§ Work instructions
Among the entries beneath this sentence, how many lines include the word "name"? Only the number is wanted.

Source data
"""

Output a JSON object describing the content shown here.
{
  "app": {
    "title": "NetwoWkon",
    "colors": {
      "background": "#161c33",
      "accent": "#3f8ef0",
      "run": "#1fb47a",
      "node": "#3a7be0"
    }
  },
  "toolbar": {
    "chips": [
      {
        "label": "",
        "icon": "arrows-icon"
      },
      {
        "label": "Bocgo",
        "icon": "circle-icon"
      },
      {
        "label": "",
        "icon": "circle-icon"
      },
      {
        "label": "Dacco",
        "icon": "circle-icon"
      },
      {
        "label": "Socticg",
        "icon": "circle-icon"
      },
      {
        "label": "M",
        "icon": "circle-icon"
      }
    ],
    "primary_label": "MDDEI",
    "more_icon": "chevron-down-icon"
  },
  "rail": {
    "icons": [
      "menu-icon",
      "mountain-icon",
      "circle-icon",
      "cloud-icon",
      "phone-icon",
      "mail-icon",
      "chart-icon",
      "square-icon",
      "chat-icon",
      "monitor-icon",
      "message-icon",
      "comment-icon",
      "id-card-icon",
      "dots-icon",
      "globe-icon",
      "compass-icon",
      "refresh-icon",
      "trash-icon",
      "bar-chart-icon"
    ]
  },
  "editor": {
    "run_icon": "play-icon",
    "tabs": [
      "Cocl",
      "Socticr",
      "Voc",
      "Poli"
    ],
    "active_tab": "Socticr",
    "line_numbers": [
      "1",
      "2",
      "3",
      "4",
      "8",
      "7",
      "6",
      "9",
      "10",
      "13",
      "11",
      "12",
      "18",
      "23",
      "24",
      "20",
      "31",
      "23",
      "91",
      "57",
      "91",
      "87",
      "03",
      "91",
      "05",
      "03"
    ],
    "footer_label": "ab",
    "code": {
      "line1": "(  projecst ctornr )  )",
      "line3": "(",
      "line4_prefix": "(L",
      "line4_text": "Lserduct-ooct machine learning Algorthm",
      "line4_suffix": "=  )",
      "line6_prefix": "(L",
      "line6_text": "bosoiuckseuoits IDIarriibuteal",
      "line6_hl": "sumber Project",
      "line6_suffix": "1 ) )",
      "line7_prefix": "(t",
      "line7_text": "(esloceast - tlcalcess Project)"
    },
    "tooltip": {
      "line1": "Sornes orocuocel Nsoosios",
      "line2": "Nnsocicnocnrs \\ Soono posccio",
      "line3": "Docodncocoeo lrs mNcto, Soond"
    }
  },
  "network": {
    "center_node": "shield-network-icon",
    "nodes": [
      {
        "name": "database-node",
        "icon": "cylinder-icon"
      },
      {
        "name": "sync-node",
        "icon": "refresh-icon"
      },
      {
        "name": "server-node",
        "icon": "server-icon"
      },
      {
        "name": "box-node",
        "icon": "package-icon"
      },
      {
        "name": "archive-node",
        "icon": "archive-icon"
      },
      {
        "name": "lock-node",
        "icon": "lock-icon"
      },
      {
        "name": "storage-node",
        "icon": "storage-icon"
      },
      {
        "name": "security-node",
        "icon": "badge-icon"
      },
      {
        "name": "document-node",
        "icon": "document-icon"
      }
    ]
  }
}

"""

§ Task response
9